In order to break disease cycles and keep our hybrid seed crops genetically pure, we have various crops we rotate through our farming system. Some of the crops we produce in our rotations are sweet corn, grain corn, green peas, and winter wheat.


Our second largest crop, hybrid canola is planted in late March to early April on a similar male/female ratio as sunflowers, and harvested in July/August. Canola can be swathed and then thrashed using a pickup header. We only grow canola under center pivot irrigation and like sunflowers we grow several different herbicide tolerant varieties.

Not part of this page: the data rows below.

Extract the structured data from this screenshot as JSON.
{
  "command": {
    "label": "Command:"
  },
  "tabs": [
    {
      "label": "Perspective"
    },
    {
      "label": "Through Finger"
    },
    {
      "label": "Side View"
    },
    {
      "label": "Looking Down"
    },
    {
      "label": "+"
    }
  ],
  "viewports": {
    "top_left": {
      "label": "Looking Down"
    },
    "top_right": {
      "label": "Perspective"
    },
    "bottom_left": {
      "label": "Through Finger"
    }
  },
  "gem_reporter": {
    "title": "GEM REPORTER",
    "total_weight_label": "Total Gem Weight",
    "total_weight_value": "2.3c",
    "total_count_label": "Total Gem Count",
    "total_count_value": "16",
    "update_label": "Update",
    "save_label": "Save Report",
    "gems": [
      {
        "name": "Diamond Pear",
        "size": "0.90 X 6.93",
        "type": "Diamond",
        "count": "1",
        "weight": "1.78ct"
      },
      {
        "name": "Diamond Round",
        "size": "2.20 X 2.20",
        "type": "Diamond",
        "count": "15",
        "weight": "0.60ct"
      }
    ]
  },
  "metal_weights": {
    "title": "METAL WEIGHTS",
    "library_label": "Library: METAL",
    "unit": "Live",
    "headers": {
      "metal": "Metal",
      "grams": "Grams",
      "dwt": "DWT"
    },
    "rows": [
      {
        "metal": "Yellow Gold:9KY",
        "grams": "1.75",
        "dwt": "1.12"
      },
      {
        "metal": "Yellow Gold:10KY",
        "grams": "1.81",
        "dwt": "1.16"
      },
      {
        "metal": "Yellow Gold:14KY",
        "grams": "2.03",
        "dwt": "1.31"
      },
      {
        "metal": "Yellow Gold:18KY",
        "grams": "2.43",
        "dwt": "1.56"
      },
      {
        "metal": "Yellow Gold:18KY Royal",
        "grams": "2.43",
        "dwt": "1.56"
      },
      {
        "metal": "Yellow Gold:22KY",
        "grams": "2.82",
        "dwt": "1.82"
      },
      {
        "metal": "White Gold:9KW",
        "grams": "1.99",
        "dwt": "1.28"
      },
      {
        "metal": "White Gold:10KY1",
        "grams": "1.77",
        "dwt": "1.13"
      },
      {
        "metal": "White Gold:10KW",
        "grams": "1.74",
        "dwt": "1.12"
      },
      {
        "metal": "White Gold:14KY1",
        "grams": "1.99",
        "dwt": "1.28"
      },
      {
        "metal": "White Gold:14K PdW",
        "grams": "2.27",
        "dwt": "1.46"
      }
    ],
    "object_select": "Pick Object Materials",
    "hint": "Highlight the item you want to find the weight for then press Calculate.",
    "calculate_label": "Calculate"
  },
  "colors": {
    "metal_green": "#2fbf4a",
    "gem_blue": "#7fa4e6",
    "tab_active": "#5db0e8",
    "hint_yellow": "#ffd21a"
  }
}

Carrots can be planted by seed in late August and over wintered under Remay fabric, then harvested the following September, or stecklings can be transplanted in early spring and harvested that fall. Carrots can be watered with sprinklers during the fall and early spring, but after that they need to be irrigated with furrows or drip tape. Bees are required for pollination.

Seed Wheat

We produce some spring wheat for seed on our farm. It works well as a rotational crop in our system, helping to break insect and disease cycles.

Some of our seed crops


Our largest crop in terms of acres. We produce hybrid sunflowers and plant them on a 6 or 8 rows of female by 2 rows of male ratio, during late April to May. Harvest is generally during September, and all sunflower seed is trucked to Precision Seed to be scalped on our shaker table. We grow several different herbicide tolerant varieties of confectionary and oil varieties, under both center pivot irrigation and furrow irrigation.


Produced seed to seed or bulb to seed, onions are difficult to harvest. They must be hand harvested and dried before thrashing or swathed onto paper and allowed to dry before thrashing. Bees are also required to pollinate both hybrid and open pollinated onions.